The Shawshank Redemption was a mere interpretation of the problems our society has with effective ways to punish criminals and providing sound rehabilitation. In conclusion, the existence of our prison systems seemed to have lost their purpose at times. The Shawshank Redemption provides a great insight of how human interaction becomes versatile depending on the situation. The study of criminology and the film both correlate to the attention that needs to be brought to our criminal justice system.
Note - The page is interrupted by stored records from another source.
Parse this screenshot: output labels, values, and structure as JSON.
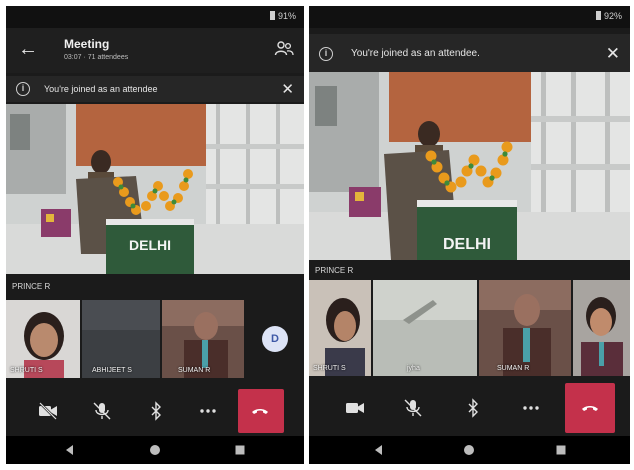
{
  "left_phone": {
    "status": {
      "battery": "91%"
    },
    "header": {
      "title": "Meeting",
      "subtitle": "03:07 · 71 attendees"
    },
    "banner": {
      "text": "You're joined as an attendee"
    },
    "presenter": {
      "name": "PRINCE R"
    },
    "tiles": [
      {
        "name": "SHRUTI S"
      },
      {
        "name": "ABHIJEET S"
      },
      {
        "name": "SUMAN R"
      }
    ],
    "avatar": {
      "initial": "D"
    }
  },
  "right_phone": {
    "status": {
      "battery": "92%"
    },
    "banner": {
      "text": "You're joined as an attendee."
    },
    "presenter": {
      "name": "PRINCE R"
    },
    "tiles": [
      {
        "name": "SHRUTI S"
      },
      {
        "name": "jyha"
      },
      {
        "name": "SUMAN R"
      },
      {
        "name": ""
      }
    ]
  },
  "stage": {
    "sign_text_line1": "DELHI",
    "sign_text_line2": ""
  },
  "colors": {
    "hangup": "#c4314b",
    "background": "#1b1b1b",
    "avatar_bg": "#dde4f6",
    "avatar_fg": "#3d58a6"
  },
  "icons": {
    "header": [
      "back-icon",
      "people-icon"
    ],
    "controls": [
      "camera-icon",
      "mic-off-icon",
      "bluetooth-icon",
      "more-icon",
      "hangup-icon"
    ],
    "nav": [
      "nav-back-icon",
      "nav-home-icon",
      "nav-recents-icon"
    ]
  }
}
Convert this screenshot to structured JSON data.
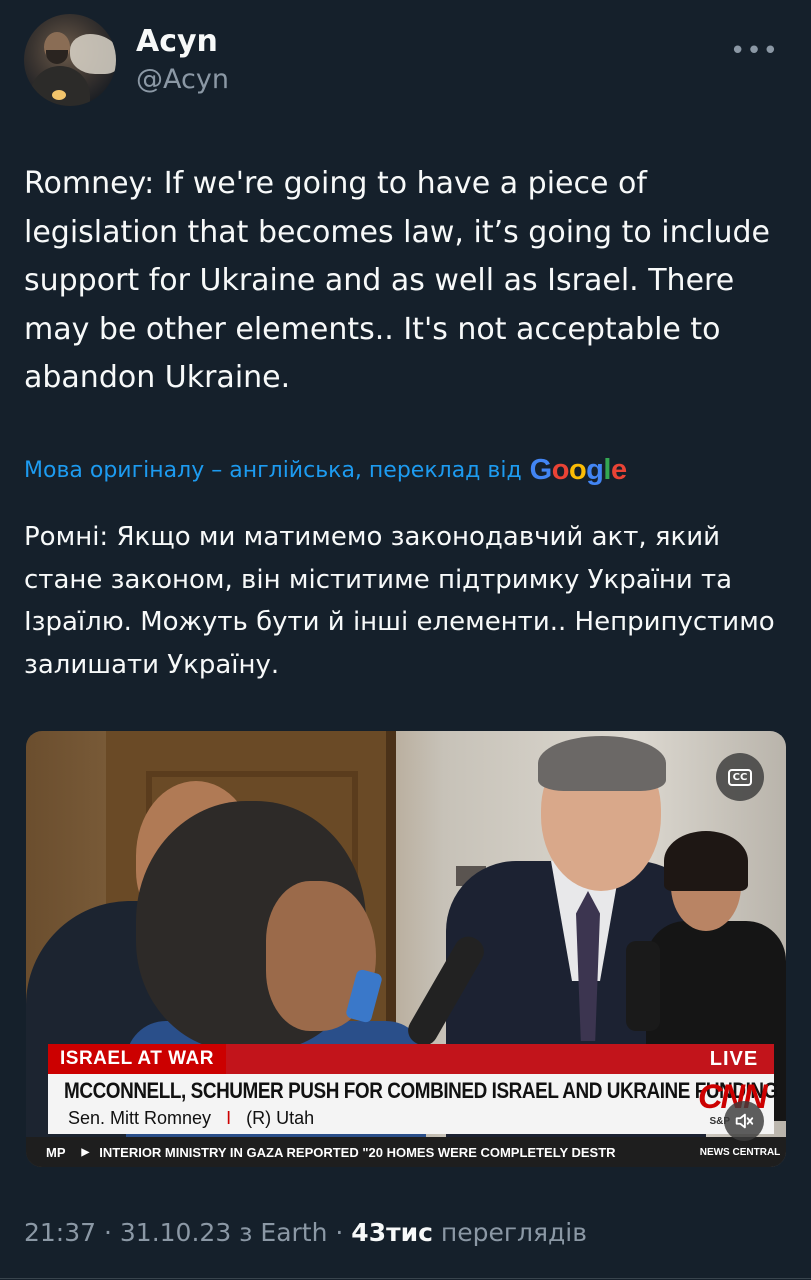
{
  "author": {
    "name": "Acyn",
    "handle": "@Acyn"
  },
  "more_label": "•••",
  "tweet": {
    "text": "Romney: If we're going to have a piece of legislation that becomes law, it’s going to include support for Ukraine and as well as Israel. There may be other elements..  It's not acceptable to abandon Ukraine."
  },
  "translation": {
    "note": "Мова оригіналу – англійська, переклад від",
    "provider": "Google",
    "text": "Ромні: Якщо ми матимемо законодавчий акт, який стане законом, він міститиме підтримку України та Ізраїлю. Можуть бути й інші елементи.. Неприпустимо залишати Україну."
  },
  "video": {
    "cc_label": "CC",
    "tag": "ISRAEL AT WAR",
    "live": "LIVE",
    "headline": "MCCONNELL, SCHUMER PUSH FOR COMBINED ISRAEL AND UKRAINE FUNDING",
    "subline_name": "Sen. Mitt Romney",
    "subline_sep": "I",
    "subline_party": "(R) Utah",
    "network": "CNN",
    "market": "S&P",
    "ticker_left": "MP",
    "ticker_text": "INTERIOR MINISTRY IN GAZA REPORTED \"20 HOMES WERE COMPLETELY DESTR",
    "ticker_brand": "NEWS CENTRAL"
  },
  "meta": {
    "time": "21:37",
    "sep1": " · ",
    "date": "31.10.23",
    "via": " з Earth",
    "sep2": " · ",
    "views": "43тис",
    "views_label": " переглядів"
  },
  "colors": {
    "background": "#15202b",
    "link": "#1d9bf0",
    "secondary_text": "#8b98a5",
    "cnn_red": "#cc0000"
  }
}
There seems to be a significant amount of acceptable corruption that serves as a violation of basic human rights. The labeling theory of crime best suits the collective summary of this paper because the inmates have allowed themselves to be forever identified with being a criminal, and the officers have embodied their superior roles that made them feel invincible to committing crimes. In today’s society, there are always room for improvement. How we interact with one another is only a duty as contributing members of society to evolve within our environment, no matter where or what that environment ay be. Work Cited “Definition of Functionalism |. ” Get Homework Help in Math, Algebra, Physics, Chemistry, Science, History, Accounting, English | Cramster. com. Web. 1 Dec. 2011. Siegel, Larry J. Criminology: The Core. Belmont, CA: Thomson/Wadsworth, 2005. Print. The Shawshank Redemption. Dir. Frank Darabont. By Frank Darabont. Perf. Tim Robbins, Morgan Freeman, Bob Gunton, and James Whitmore. Columbia Pictures, 1994. DVD. “The Shawshank Redemption Synopsis – Plot Summary – Fandango. com. ” Movie Tickets & Movie Times – Fandango. com. Web. 1 Dec. 2011.